that you're trying to avoid in the first place.
. but a 2-currency system still resolves
future problems -- nothing can be expected
to solve the current hole;
that problem is not really about currency:
they had the misfortune of lending to a loser,
they deluded themselves into reassurances
that the lendee owns the country,
but then they find no such ownership exists,
and no collateral is collectable .
Markus Ziener of Handelsblatt, German daily, 10:35:51:
. in the past, many of the European countries
were able to devalue their way out of trouble.
. when countries like Greece and others
don't have that tool anymore,
that makes it difficult for them to adhere to
what they agreed on.
. European leaders only now understand
that being in the currency union
means you have to stick to

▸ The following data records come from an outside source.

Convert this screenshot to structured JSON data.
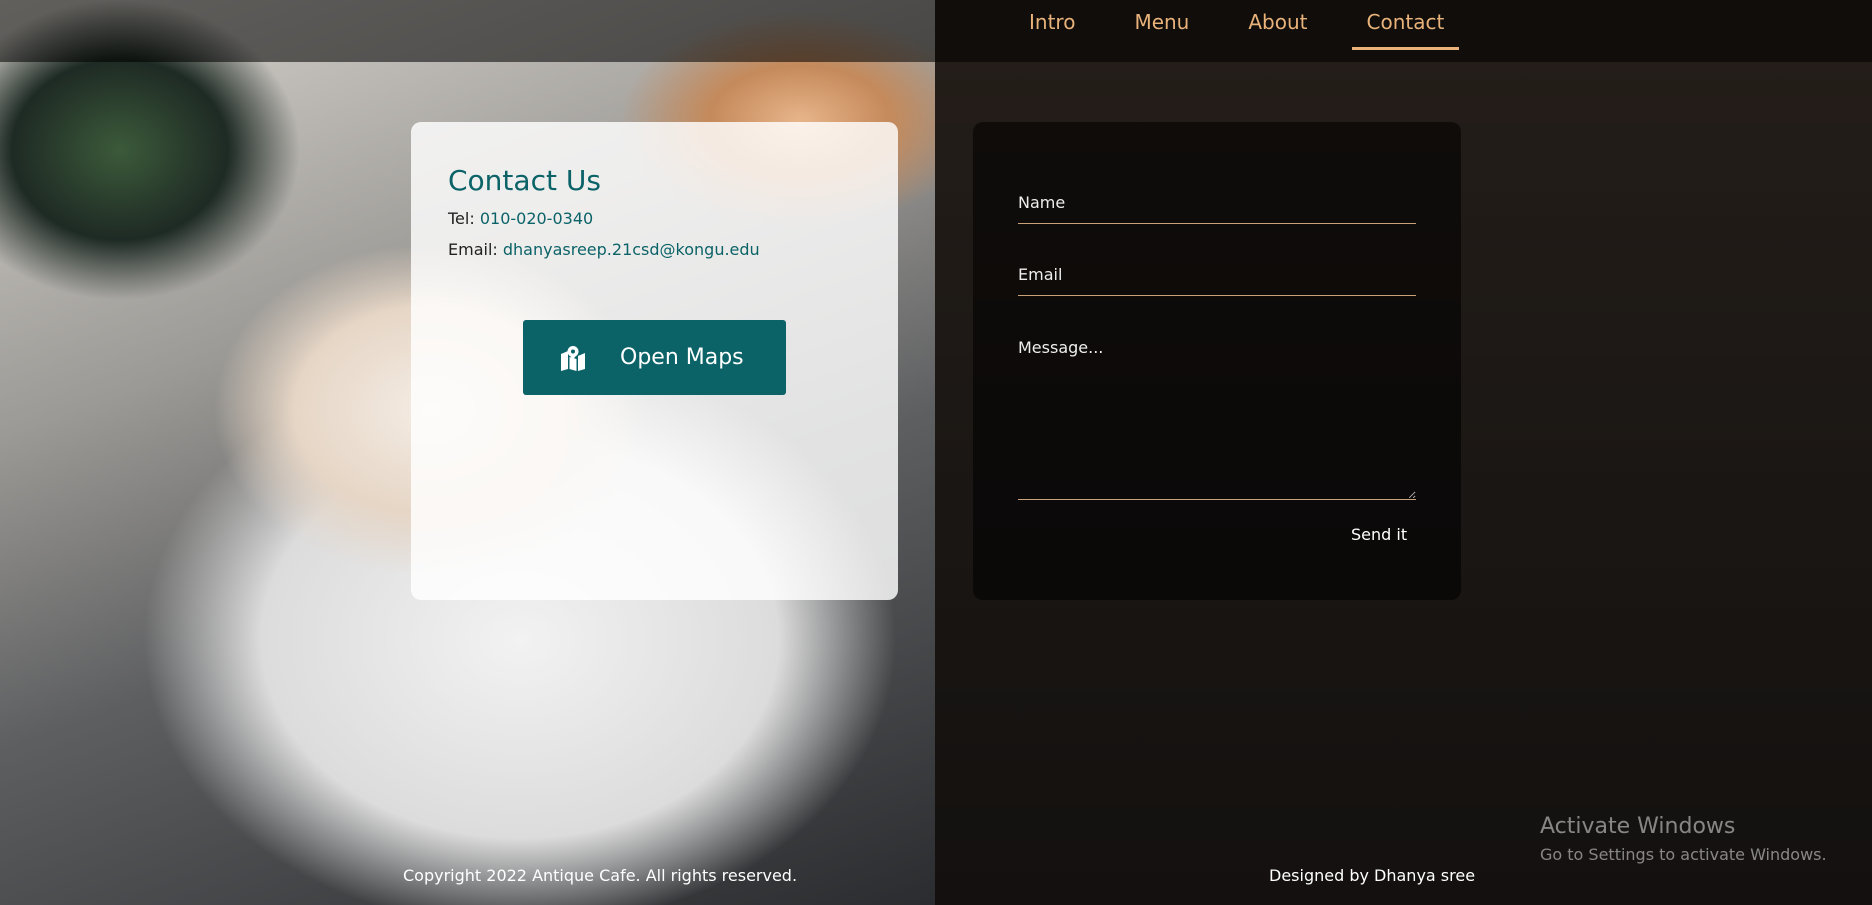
{
  "nav": {
    "items": [
      {
        "label": "Intro"
      },
      {
        "label": "Menu"
      },
      {
        "label": "About"
      },
      {
        "label": "Contact"
      }
    ],
    "active": "Contact",
    "accent_color": "#e8b27a"
  },
  "contact": {
    "title": "Contact Us",
    "tel_label": "Tel:",
    "tel_value": "010-020-0340",
    "email_label": "Email:",
    "email_value": "dhanyasreep.21csd@kongu.edu",
    "maps_button_label": "Open Maps",
    "maps_icon": "map-marker-icon",
    "accent_color": "#0b6368"
  },
  "form": {
    "name_placeholder": "Name",
    "email_placeholder": "Email",
    "message_placeholder": "Message...",
    "send_label": "Send it"
  },
  "footer": {
    "copyright": "Copyright 2022 Antique Cafe. All rights reserved.",
    "designer": "Designed by Dhanya sree"
  },
  "watermark": {
    "title": "Activate Windows",
    "subtitle": "Go to Settings to activate Windows."
  }
}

what you had agreed upon.
[. germany has been esp'ly exhuberant about
bringing the greeks into the EU
eager to buy financial products from them
only to find the elites don't own the country,

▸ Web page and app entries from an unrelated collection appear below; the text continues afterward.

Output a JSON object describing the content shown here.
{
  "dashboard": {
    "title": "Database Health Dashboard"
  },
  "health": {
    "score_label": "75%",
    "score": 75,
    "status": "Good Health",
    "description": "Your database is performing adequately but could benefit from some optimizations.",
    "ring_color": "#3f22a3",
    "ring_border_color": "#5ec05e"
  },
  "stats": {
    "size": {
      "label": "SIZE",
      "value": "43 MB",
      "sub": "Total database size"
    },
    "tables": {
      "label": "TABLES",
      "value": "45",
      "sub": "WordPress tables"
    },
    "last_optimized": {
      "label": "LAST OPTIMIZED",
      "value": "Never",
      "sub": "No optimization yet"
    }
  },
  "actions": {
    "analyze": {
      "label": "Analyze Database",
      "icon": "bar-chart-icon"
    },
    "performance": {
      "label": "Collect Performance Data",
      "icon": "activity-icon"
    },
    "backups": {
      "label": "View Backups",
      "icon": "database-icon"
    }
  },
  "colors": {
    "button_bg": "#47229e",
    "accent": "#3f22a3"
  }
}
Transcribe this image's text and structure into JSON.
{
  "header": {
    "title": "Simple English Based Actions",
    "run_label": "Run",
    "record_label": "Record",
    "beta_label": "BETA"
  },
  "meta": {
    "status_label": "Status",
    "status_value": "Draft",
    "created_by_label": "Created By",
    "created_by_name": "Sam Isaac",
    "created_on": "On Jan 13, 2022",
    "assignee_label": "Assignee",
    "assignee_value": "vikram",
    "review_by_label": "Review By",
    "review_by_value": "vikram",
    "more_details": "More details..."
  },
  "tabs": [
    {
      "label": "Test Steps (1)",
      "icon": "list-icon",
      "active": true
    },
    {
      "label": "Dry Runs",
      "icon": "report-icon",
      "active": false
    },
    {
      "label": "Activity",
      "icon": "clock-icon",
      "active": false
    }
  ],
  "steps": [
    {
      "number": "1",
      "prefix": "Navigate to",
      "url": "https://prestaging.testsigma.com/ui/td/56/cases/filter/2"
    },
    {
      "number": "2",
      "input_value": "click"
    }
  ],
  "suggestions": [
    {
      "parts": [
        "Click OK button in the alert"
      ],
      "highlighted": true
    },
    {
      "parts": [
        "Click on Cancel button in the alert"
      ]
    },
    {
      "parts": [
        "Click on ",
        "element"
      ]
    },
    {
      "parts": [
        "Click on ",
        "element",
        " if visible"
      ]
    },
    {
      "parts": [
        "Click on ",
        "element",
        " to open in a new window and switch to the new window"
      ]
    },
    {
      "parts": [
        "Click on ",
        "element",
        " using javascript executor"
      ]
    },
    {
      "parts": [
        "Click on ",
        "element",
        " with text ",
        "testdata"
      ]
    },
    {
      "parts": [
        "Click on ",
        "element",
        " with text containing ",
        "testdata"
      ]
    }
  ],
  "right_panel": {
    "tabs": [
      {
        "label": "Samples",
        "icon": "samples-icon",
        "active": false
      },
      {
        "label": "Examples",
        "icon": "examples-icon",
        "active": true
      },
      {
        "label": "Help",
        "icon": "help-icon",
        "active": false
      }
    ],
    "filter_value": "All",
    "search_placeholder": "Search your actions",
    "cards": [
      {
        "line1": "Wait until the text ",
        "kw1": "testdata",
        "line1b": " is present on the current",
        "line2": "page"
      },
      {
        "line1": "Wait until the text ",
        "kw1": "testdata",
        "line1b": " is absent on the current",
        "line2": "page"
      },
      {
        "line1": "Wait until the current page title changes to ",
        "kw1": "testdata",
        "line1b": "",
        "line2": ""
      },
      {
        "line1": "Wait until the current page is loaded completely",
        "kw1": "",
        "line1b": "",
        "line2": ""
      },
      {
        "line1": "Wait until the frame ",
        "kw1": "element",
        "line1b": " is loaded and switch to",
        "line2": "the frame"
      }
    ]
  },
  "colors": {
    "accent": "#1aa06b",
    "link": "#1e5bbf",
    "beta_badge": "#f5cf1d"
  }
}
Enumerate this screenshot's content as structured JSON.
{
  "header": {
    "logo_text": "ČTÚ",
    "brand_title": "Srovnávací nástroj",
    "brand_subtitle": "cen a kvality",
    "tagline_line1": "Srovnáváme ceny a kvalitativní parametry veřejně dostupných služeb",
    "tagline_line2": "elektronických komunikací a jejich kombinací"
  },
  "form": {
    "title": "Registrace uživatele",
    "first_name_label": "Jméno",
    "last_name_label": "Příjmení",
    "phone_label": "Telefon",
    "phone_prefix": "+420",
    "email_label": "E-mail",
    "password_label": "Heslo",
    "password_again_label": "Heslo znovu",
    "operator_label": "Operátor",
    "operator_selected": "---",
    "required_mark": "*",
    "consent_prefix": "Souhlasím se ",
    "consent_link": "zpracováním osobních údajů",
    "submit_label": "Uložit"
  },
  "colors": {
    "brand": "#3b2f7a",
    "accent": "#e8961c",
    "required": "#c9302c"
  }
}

so there's nothing inside their product!
-- there were no comments from
Zanny Minton Beddoes,
economics editor at The Economist;
or Antonio de Lecea,
EU Delegation to the USA .
9.19: great misunderstood idea!
. my first reaction to that excerpt was,
what a great misunderstood idea!
. why not always have 2 currencies
-- local and global -- that would allow
easy trade with other countries
but would also let countries
devalue their own currency?
. Reddy answered as if the proposal was to
simply drop the global currency .
did the caller imply that? I'm not seeing it .
. money works the same as language,
you only need 2 lang's:
# local -- to stay adaptive to local needs,
# global -- to stay unisolated .
more than the markets, think of the politics:
in the old playbook, you started with inflation
but this always resulted in political instability,
and that would increase the chance of wars .]
anyway, here's how it works:
. to devalue a currency, the gov starts by
requiring that all its payments to locals
are done in the local currency;
while all payments in
must be done in the global currency .
. if they've been economically sound
only then will they be rewarded at exchange time .
if they aren't being very productive,
or their bankers and capitalists
are taking too many losses,
then the global currency banks
won't give them much for their local currency;
and, this effectively raises taxes,
while keeping costs low for the gov't .